From Maundy Thursday (or sometimes Holy Saturday) until Easter morning, church bells are silent. Their silence is in solemn observation of the most holy, mournful days of the Christian year, the days leading up to and including Jesus’ crucifixion. The bells joyfully resound again on Easter morning in celebration of his rising from the dead.
But what happens to the bells? Do they just sit up in the towers, biding their time? No! They strap on (or grow?) wings and fly off to Rome to…visit the Pope…or receive a blessing…or get an extra-special polish…? It’s not clear what the bells *do* once they get to Rome, but off they go. And when they return in time for Easter, they drop down chocolate eggs for the local children. So no Easter Bunny here, folks–the bells bring the kids the Easter treats.
Our hearts go out to all people in Belgium in the wake of yesterday’s terrorist attacks. Bells rang across Belgium in mourning and for peace. Luc Rombouts performed “Imagine” at the carillon of the University of Leuven.
I’ve been thinking about the connection between sounds and emotion lately; whether there is a more direct connection between them compared to a visual stimulus, or not, as Jonathan Sterne argues.
The blog posts of my dissertation co-advisor and friend Phil Ford have helped me think about this conundrum. Now, Phil Ford is absolutely cop show, so I invite you to read his entire series of posts on magic starting here. One of Phil’s larger points taken from Ramsey Dukes is that in the realm of magic, a magician does not ask “does it exist?” but “does it work?” The question of whether there truly are goblins or ghosts or valid tarot card readings is sidestepping the point of magic. What really matters is what happens when you start believing in these things—what kind of experiences do they lead to? Do they lead to experiences that can’t be rationalized in any other way? In other words, does the magic work?
A naysayer would resist this by explaining that virtually any phenomenon we experience can be rationally explained without resorting to things that bump in the night. But this is not necessarily so. We all can point to those weird coincidences and strange happenings that occur every once in a while that defy easy explanation. Most of the time we just say “that’s odd” and forget about it, rather than trying to suss out an explanation that is not forthcoming. It’s too uncomfortable for many of us to hang on to experiences that don’t fit our worldview, so we just dismiss them. Just a couple of weeks ago, the exact moment I turned on the radio in my kitchen while making dinner, my voice came over the radio saying “I want the bells to keep on ringing.” It was the NPR radio show I was interviewed for. The precise moment. Now that’s weird.
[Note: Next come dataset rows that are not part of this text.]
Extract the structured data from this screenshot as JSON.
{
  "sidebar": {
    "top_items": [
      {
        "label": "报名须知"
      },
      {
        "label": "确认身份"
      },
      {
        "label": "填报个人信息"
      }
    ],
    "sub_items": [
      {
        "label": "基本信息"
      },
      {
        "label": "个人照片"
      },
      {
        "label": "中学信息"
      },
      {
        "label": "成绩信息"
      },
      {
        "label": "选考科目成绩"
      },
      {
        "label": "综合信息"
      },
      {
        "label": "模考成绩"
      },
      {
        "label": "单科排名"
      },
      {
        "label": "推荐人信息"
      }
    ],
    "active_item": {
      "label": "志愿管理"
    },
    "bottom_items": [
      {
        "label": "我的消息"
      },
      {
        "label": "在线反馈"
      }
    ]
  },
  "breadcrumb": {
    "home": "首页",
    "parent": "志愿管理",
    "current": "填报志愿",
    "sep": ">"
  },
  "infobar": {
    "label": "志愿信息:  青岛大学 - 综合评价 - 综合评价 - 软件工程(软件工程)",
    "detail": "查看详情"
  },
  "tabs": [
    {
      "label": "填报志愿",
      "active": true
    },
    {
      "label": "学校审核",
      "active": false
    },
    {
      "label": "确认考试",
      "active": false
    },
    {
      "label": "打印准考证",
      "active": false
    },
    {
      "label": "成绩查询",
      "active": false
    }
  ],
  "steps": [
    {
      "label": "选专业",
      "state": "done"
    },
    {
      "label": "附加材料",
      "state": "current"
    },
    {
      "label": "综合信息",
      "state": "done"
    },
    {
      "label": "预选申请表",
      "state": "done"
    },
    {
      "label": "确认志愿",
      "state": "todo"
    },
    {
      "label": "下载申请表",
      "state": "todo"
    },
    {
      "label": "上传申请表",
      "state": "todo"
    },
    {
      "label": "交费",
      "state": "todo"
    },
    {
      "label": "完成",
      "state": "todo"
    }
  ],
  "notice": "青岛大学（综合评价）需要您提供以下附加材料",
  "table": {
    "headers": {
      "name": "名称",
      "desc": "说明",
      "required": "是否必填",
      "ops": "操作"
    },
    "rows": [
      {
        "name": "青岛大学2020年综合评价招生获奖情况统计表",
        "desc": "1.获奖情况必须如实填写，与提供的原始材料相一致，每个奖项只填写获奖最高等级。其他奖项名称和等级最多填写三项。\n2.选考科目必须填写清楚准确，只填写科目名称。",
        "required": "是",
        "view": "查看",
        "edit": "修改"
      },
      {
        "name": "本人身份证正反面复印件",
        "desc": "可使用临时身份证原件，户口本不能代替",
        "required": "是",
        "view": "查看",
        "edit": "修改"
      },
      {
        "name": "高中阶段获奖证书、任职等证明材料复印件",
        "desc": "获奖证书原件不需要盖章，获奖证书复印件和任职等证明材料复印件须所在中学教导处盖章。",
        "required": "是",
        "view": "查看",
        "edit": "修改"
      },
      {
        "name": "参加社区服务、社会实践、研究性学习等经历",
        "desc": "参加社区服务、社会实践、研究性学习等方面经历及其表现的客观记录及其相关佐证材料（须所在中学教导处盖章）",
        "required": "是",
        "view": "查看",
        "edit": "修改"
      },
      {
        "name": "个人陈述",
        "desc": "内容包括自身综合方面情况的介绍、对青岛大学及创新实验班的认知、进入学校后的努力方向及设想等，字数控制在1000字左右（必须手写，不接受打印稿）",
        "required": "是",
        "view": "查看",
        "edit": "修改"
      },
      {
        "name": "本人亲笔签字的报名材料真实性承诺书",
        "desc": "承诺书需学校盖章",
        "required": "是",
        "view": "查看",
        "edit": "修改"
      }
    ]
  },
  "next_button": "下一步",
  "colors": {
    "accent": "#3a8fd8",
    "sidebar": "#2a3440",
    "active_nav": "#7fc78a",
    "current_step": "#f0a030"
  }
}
Ok, so let’s not get too far off track here. What does magic have to do with sound and emotion? One of Phil’s other points in his magic series is that we all do some magical thinking. And that may be one way to think about the connection between sound and emotion—not whether sounds, in particular music, actually own a direct line to our heart, but if we believe this to be so, do sounds yield the desired emotional response? The belief is the thing. But it comes first, before the experience. And in the case of bell sounds, I think it holds. I’ve shown here and here evidence for an emotional response to bell sounds.
Now this doesn’t mean the experience of these writers will be necessarily the same as anyone else’s. But it may encourage another to adopt the same belief and thus engender a similar reaction. And as a self-proclaimed bell advocate, if I can get you to feel the same mix of wonder, awe, beauty, and emotional intimacy when you hear a bell as I do, then I’ve worked my magic on you.